These days, you might see metric power units on many European cars. They’re about 1.5% different from “regular” horsepower but use metric units instead of imperial. PS, CV, and Watts are all used today.
How Do You Convert CC to HP?
So, how much CC equals 1 horsepower? Again, this question is essentially impossible to estimate. Your engine produces the power it produces. Look it up in your owner’s manual!
In a naturally-aspirated engine, you might find approximately 15 CC equals 1 horsepower. For reference, converting 1,000 CC to HP would yield about 67 HP (by this math) and a 2,000 CC motor about 133 HP.
While this is a reasonable estimate, there’s a much more accurate way to know your engine’s HP: read it in your owner’s manual or online.
If you want to know the actual BHP of your car, you can consider taking it to a dyno. The mechanics will put it on a rolling road and measure the force produced by the wheels. This will give you a useful indication of your vehicle’s performance in real-life and the amount of engine restoration required.
CC To HP Calculator
To make things easier, you could use a CC to HP conversion tool. Simply plug your engine size in, and the program will work it out for you.
As mentioned, converting CC to horsepower isn’t always strictly accurate. However, it might give you a reasonable estimate of a naturally-aspirated engine’s power output.
Check out the calculator below.
CC To HP Calculator (Or HP To CC Calculator)
How Many CC Do I Need?
Do you need a big engine?
The answer: probably not.
It depends on what you use your car for. In almost every day-to-day situation, there’s no need to accelerate to 60 mph in 4 seconds. Most people drive to and from work, to the shops, and to see family and friends.
Larger engines also usually produce more polluting emissions. If you pay tax on your car based on this, such as in Europe and the UK, smaller engines are much kinder to your wallet. They also use much less fuel and are easier to repair – more things for which your bank account will thank you.
So, when might you need a big engine? Well, if you like fast cars and dislike EVs, superchargers, and turbochargers, you’ll need a car with a large motor. The classic American V8s often come with at least 4,000 CC (4.0-litre) engines. You’ll be looking at 4,000 CC or more for any kind of significant power.
Off-roaders don’t necessarily need large engines. Rather than HP, you need torque – “rotational force” rather than “total speed output.” A reasonable diesel engine or EV provides much more torque than any gas engine.
How To Convert CC To HP: Conclusion
Using a CC to HP converter is the simplest way of estimating your engine’s power output. However, always remember: it’s a guess.
Manufacturers measure their products very precisely, so go off the figures in your owner’s manual.
If in doubt, visit a dyno. You’ll be able to find some local shops offering this service. It’ll give you a real wheel horsepower figure, so you know your car’s true state.
Engine horsepower can also be increased by:
- An efficient cooling system
- A carefully-engineered electrical system

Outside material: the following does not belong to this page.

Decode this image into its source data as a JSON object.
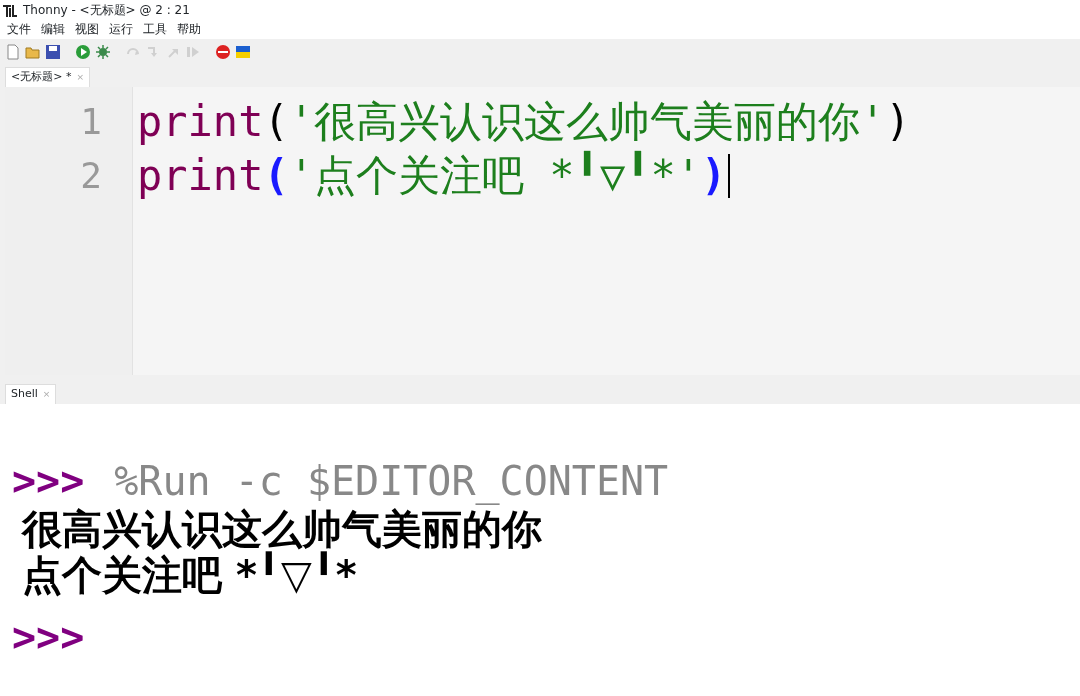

- Using the optimal motor oil
- Adding forced induction (supercharger or turbocharger)
- Using high-quality parts (iridium spark plugs, cold air intake, etc.)
- Variable Valve Timing (VVT, VTEC, etc.)
- Adding performance parts
- And many more aspects.
So, does bigger equal better? For some things, maybe. For others, maybe not. It’s all down to financial constraints, local availability, and – most importantly – personal preference.